Building Name

Unitarian Memorial Hall Albert Square and Southmill Street

1864 - 1865
Albert Square
Central, Manchester
GMCA, England
New Build
Grade II*
Bowden Edwards and Forster,

The corner stone of the memorial hall was laid at the corner of Lloyd Street and Cross Street on 15 June 1864 by Alderman Mackie.  In the evening a celebration dinner was held in the Clarendon Hotel. [Manchester Guardian 16 June 1864 page 3]

The building was to be called a Memorial Hall, and was to be erected in commemoration of the bicentenary of the 2,000 ejected ministers of the church in 1662. ..... The building will consist of four storeys. The ground and basement floor will be let off as a warehouse, with separate entrance in South Street. The length of frontage to the new square (now Lloyd Street) will be 9 yards and that to South Street 28 yards. The first floor will contain professor’s room, library and lecture hall. The large room on the second floor will be nearly as large as the Assembly Room at the Free Trade Hall, and will probably seat about the same number. There will also be a room for the students’ use on the upper floor. The style of architecture of the facades will be based upon that which prevailed during the middle ages in North Italy, adapted to the requirements of the present time. The principal front will be mainly stone, but a little brickwork will be introduced to carry out the design of the two fronts more uniformly than is ordinarily done in this country. The basement storey will be entirely made of stone on both sides, with large windows to give light to the cellar. The principal entrance to the new square will have a large moulded, enriched and deeply recessed doorway with pointed arch, the label of which will spring from carved corbels and be surmounted by a finial. There will be a single light window on each side of this door, and a panel containing a shield and scroll bearing armorials. Over the doorway will be a string course, with the inscription "Memorial Hall, erected in commemoration of the year 1662." The windows on the top floor lighting the large hall will be very large and handsome; those at the Lloyd Street end containing rich tracery, and they will have balconies similar to the Venetian palaces, which will be filled with iron grilles of small quatrefoil pattern. The contractors, Messrs Bowden Edwards and Forster, have undertaken to complete the building by next April. [Manchester Guardian 16 June 1864 page 3]

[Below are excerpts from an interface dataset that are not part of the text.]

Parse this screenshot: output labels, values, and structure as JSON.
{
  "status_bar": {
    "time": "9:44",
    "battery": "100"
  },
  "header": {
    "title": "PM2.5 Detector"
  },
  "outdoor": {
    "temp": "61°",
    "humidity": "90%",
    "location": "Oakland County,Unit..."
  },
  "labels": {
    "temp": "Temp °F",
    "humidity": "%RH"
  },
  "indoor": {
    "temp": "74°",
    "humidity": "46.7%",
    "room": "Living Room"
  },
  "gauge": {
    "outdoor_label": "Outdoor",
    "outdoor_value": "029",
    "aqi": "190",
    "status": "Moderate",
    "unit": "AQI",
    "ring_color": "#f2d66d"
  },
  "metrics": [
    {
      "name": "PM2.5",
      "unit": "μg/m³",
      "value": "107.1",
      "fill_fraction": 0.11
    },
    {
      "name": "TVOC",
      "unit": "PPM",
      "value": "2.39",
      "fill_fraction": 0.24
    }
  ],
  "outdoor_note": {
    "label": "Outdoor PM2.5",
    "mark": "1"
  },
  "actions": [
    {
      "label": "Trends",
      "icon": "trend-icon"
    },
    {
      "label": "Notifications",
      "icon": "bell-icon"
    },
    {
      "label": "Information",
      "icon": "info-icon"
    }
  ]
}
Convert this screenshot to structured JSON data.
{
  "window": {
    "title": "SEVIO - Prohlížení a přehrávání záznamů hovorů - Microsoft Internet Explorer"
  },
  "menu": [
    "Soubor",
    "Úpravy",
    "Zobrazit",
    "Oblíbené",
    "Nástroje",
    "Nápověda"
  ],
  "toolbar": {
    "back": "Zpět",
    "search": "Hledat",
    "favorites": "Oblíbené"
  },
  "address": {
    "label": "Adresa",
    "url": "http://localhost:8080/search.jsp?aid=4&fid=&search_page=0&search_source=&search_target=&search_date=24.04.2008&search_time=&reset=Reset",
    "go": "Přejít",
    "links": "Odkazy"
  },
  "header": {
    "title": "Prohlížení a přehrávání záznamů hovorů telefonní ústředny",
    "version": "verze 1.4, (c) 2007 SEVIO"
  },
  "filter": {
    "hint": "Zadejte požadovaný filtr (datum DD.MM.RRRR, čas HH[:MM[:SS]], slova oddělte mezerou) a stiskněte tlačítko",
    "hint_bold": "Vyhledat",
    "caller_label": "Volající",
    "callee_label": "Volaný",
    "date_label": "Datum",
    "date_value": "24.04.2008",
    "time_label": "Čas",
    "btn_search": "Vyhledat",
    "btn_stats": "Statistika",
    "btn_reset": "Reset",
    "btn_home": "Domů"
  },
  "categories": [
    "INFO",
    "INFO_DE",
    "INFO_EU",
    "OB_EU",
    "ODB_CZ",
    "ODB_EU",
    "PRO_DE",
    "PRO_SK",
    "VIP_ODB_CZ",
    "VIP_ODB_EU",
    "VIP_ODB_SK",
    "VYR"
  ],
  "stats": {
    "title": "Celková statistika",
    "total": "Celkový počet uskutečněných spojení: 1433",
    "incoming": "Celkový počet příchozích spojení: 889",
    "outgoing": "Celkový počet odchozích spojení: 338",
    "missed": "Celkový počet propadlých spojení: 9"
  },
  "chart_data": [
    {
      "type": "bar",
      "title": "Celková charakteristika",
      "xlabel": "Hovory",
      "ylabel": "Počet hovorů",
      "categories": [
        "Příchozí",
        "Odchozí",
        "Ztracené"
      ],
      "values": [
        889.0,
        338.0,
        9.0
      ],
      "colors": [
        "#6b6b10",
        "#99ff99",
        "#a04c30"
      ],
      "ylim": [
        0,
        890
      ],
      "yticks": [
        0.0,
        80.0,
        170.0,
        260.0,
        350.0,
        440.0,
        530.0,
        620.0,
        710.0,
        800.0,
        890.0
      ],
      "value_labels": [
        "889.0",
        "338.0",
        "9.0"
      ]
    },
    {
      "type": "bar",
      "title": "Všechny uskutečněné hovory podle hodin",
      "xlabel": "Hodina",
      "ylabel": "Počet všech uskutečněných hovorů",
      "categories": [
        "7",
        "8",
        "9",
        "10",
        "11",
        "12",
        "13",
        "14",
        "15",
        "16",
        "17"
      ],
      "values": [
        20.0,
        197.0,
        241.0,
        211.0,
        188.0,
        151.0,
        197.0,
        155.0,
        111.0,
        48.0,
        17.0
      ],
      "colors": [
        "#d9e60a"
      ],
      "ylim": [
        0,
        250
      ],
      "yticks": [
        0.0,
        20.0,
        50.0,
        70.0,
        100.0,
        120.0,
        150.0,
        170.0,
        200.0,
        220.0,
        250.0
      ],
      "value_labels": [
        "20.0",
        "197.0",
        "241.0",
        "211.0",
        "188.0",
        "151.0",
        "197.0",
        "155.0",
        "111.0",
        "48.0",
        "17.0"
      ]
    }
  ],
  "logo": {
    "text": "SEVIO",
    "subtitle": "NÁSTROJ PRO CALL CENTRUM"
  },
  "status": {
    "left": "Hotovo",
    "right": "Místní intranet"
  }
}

Formal opening Thursday 18 January 1866

TO BE LET - The New WAREROOM, OFFICES AND BASEMENT STOREYS at the corner of South and Lloyd Streets, and constituting part of the Memorial Hall Buildings. Fronting Albert Square. Apply George Wadsworth and Son. 96 Cross Street, Manchester. [Manchester Guardian 17 May 1865 page 4]

MEMORIAL HALL, LLOYD STREET AND SOUTH STREET - To be Let for Meetings of a religious, philanthropic or educational purpose. The Large Hall, about 64 feet long and 33 feet broad, lofty, well ventilated and lighted, with galleries and ante-rooms. Apply to Mr Richard Aspden, Barlow’s Court, 45 Market Street.  [Manchester Guardian 18 October  1865 page 1]

MEMORIAL HALL, LLOYD STREET AND SOUTH STREET - The Ground Floor and Basement Storey to be let as a warehouse, each measuring about 70 feet long and more than 40 feet broad: dry well-ventilated and lofty, with every convenience for loading and unloading. Apply to Mr Richard Aspden, Barlow’s Court, 45 Market Street.  [Manchester Guardian 18 October 1865 page 1]

Reference    Manchester Guardian 16 June 1864 page 3 - corner stone
Reference    Manchester Guardian Saturday 13 January1866 Page 1 Col 1 - Notice
Reference    Manchester Guardian Friday 19 January1866 Page 3 Col 7 - report of proceedings
Reference    Manchester City News Saturday 20 January 1866 Page 3 with details of building